Robert Ashcroft
May 2016

The Government’s 25 year plan for the environment

In September 2015 the UK Government responded to the Natural Capital Committee’s third State of Natural Capital Report. The committee recommended that the government develop a 25 year plan to deliver on their aim to be “the first generation to leave the natural environment in a better state than it inherited”. In the government response they agreed with this recommendation and committed to produce a 25 year plan “for a healthy natural economy”.

Since September Defra has been working to develop this plan, now more commonly referred to simply as the government’s ‘environment plan’, and has run several workshops to engage key stakeholders in which the IES has participated. Defra is expected to release a draft of the plan this summer, with a final version due for delivery before the end of the year.

This plan has the potential to establish an exciting new long-term framework for environmental management and decision-making in the UK if well-coordinated (and matched with cross-government political support), and so is of great significance for all working on, or with an interest in environmental issues. With this in mind, the Institution’s Policy team, in collaboration with the IES Council, has developed a statement explaining the key points we would like to see in the draft plan.

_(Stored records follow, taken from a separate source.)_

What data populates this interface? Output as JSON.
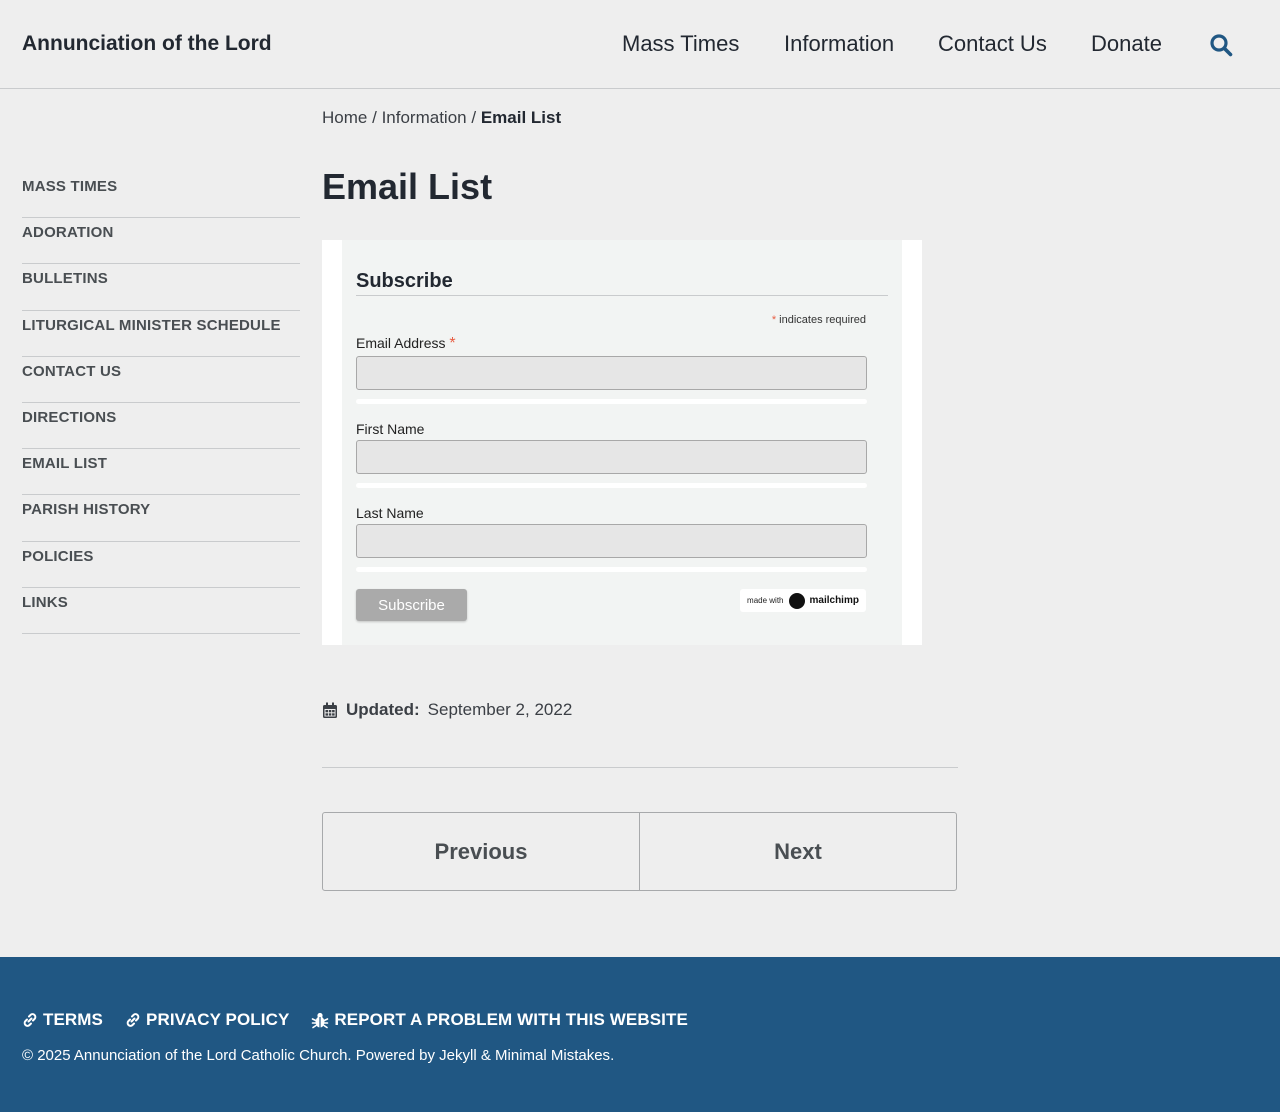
{
  "header": {
    "site_title": "Annunciation of the Lord",
    "nav": [
      "Mass Times",
      "Information",
      "Contact Us",
      "Donate"
    ],
    "search_icon": "search-icon",
    "accent_color": "#205783"
  },
  "breadcrumb": {
    "home": "Home",
    "separator": "/",
    "section": "Information",
    "current": "Email List"
  },
  "sidebar": {
    "items": [
      "MASS TIMES",
      "ADORATION",
      "BULLETINS",
      "LITURGICAL MINISTER SCHEDULE",
      "CONTACT US",
      "DIRECTIONS",
      "EMAIL LIST",
      "PARISH HISTORY",
      "POLICIES",
      "LINKS"
    ]
  },
  "page": {
    "title": "Email List"
  },
  "signup": {
    "heading": "Subscribe",
    "required_asterisk": "*",
    "required_note": "indicates required",
    "email_label": "Email Address",
    "email_value": "",
    "first_name_label": "First Name",
    "first_name_value": "",
    "last_name_label": "Last Name",
    "last_name_value": "",
    "subscribe_button": "Subscribe",
    "badge_small": "made with",
    "badge_brand": "mailchimp"
  },
  "meta": {
    "updated_label": "Updated:",
    "updated_date": "September 2, 2022",
    "calendar_icon": "calendar-icon"
  },
  "pager": {
    "previous": "Previous",
    "next": "Next"
  },
  "footer": {
    "links": [
      {
        "icon": "link-icon",
        "label": "TERMS"
      },
      {
        "icon": "link-icon",
        "label": "PRIVACY POLICY"
      },
      {
        "icon": "bug-icon",
        "label": "REPORT A PROBLEM WITH THIS WEBSITE"
      }
    ],
    "copyright_prefix": "© 2025 Annunciation of the Lord Catholic Church. Powered by",
    "jekyll": "Jekyll",
    "amp": "&",
    "minimal_mistakes": "Minimal Mistakes",
    "period": "."
  }
}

Our vision for the 25 year plan

The IES welcomes the Government’s action to develop a 25 year plan for the environment, in accordance with the recommendations of the Natural Capital Committee in 2015 and in line with a Conservative party manifesto pledge.  The environmental challenges we face today require long term solutions and commitment, so the development of this plan is a step in the right direction.

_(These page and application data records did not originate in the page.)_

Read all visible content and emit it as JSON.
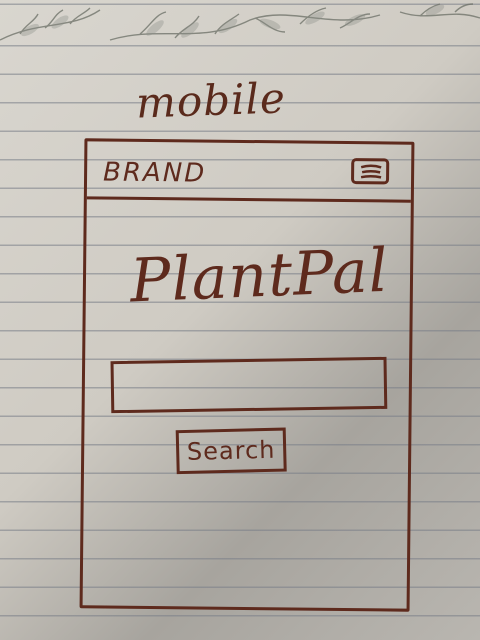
{
  "caption": "mobile",
  "header": {
    "brand": "BRAND",
    "menu_icon": "hamburger-menu-icon"
  },
  "main": {
    "title": "PlantPal",
    "search_button_label": "Search"
  },
  "colors": {
    "ink": "#5e2a1d",
    "paper": "#d4d1ca"
  }
}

This plan is an opportunity to apply a systems approach to environmental management and protection in England that seeks not simply to slow or halt the severe decline of ecosystems and their services but to regenerate critical habitats and associated societal benefits. It is understood that environmental systems do not operate according to political boundaries; the IES therefore expects that this plan will approach management at a landscape, or catchment scale, where the full implications of management decisions for nature and human interests can be best appreciated.

A systems approach also recognises that environmental processes are complex and interconnected. To separate, for instance, the management of water resources from biodiversity protection is artificial and unhelpful, as are spurious divisions between terrestrial and aquatic or urban and rural habitats.  A systemic approach, assessed scientifically and transparently, will yield more sustainable and acceptable outcomes for people and the environment. The land, air and water environments are inextricably linked. Management decisions should therefore be based on an appreciation of the importance of feedbacks and thresholds, as well as scientific evidence concerning system functioning and dynamics, consistent with the UK’s commitment to implementing an ‘Ecosystem Approach’ under the Convention on Biological Diversity, EU Biodiversity Strategy and other international agreements. We hope that Defra will use this plan as an opportunity to put science firmly at the heart of all management planning.

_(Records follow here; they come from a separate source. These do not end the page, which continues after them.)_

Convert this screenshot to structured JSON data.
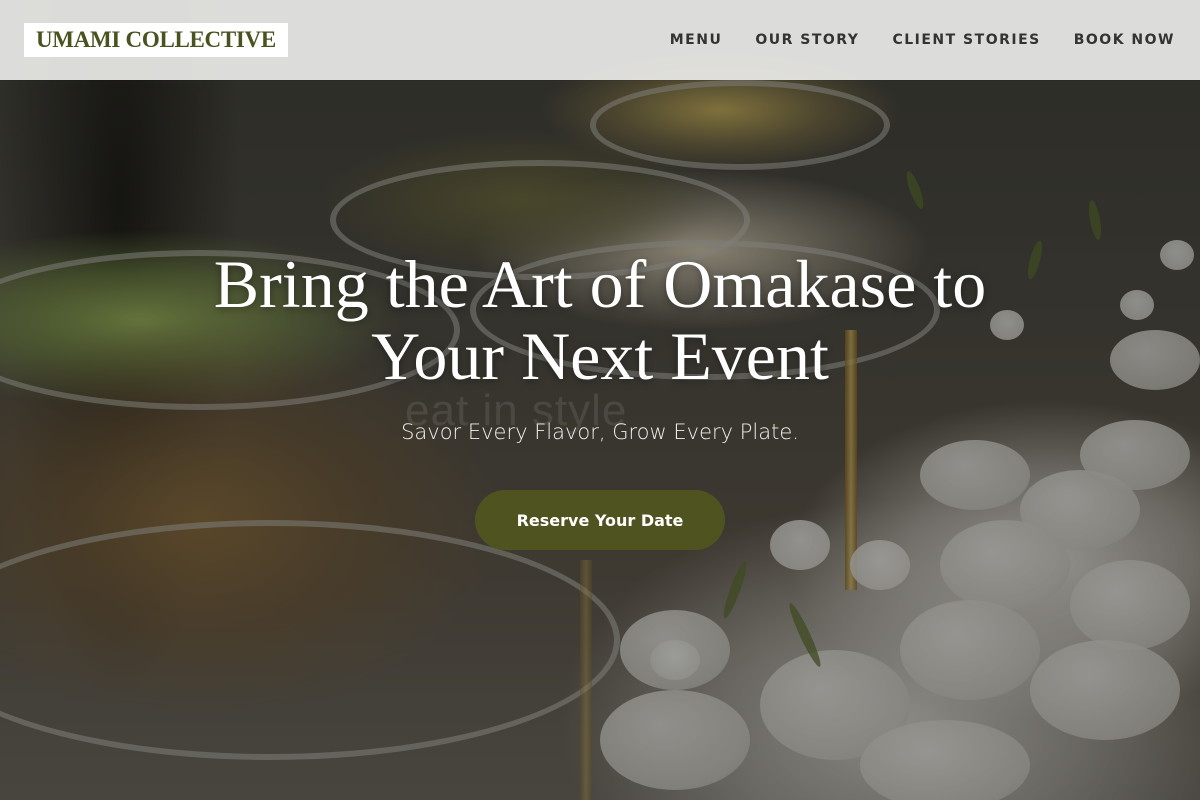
{
  "brand": {
    "logo_text": "UMAMI COLLECTIVE",
    "logo_color": "#4a5320"
  },
  "nav": {
    "items": [
      {
        "label": "MENU"
      },
      {
        "label": "OUR STORY"
      },
      {
        "label": "CLIENT STORIES"
      },
      {
        "label": "BOOK NOW"
      }
    ]
  },
  "hero": {
    "headline_line1": "Bring the Art of Omakase to",
    "headline_line2": "Your Next Event",
    "tagline": "Savor Every Flavor, Grow Every Plate.",
    "cta_label": "Reserve Your Date",
    "cta_color": "#4f5320",
    "background_image": "catering-buffet-photo"
  }
}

Given the importance of a holistic approach to environmental management, it is unfortunate that Defra has not acted to combine its ‘Environment’ and ‘Food and farming’ plans into one coherent strategy. Nevertheless, it is essential that government addresses management of agricultural land to produce integrated, multi-benefit solutions if the environment plan is to be effective in halting, and ideally reversing, the degradation of natural capital and ecosystem services across catchment landscapes. Representing approximately two-thirds of the UK’s land area, farmland is an important habitat and delivers many important ecosystem services.

The plan should not simply address the countryside. The majority of our population live in cities, so the plan must also make provision for urban areas, where the links between public health and wellbeing and the environment are perhaps most starkly apparent through issues such as air quality and access to nature. The links between urban areas and the habitats in rural areas, here and overseas, supporting the demands of urban residents and businesses must be explicitly addressed. A systems approach is again the most appropriate way to analyse complex urban systems, and their interdependence with wider ecosystems. We welcome the Government’s intention to also extend this plan to the marine environment, where the same principles should be applied in developing management strategies.

For this plan to be successful, we would like to see it establish not just an overarching vision, but clear goals and targets towards which progress can be monitored and the Government held to account. We support the Wildlife and Countryside Link in their recommendation that these targets should be informed and updated adaptively by independent scientific advice. The plan must recognise that the future is unpredictable; the environmental, social, political and economic context will change at the global, EU, national and local scales over the next 25 years. As such, sufficient flexibility should be built into the plan to enable adaption to the future as it unfolds.

If this plan is to deliver for people and the environment, it will need cross-Government support, and stable funding for monitoring and delivery. We would therefore welcome development of cross-party support for this plan, to ensure that pressing sustainable development challenges and opportunities are depoliticised.  It is also essential that this plan does not stand alone, but is accepted as a strategy that informs decisions in all policy areas of government.

Even more welcome would be action to give this plan, or its key elements, roots in legislation.

This statement was recently covered by the ENDS report, in a review of what a range of environmental organisations would like to see prioritised in the 25 year plan.
Read the article here (paywall)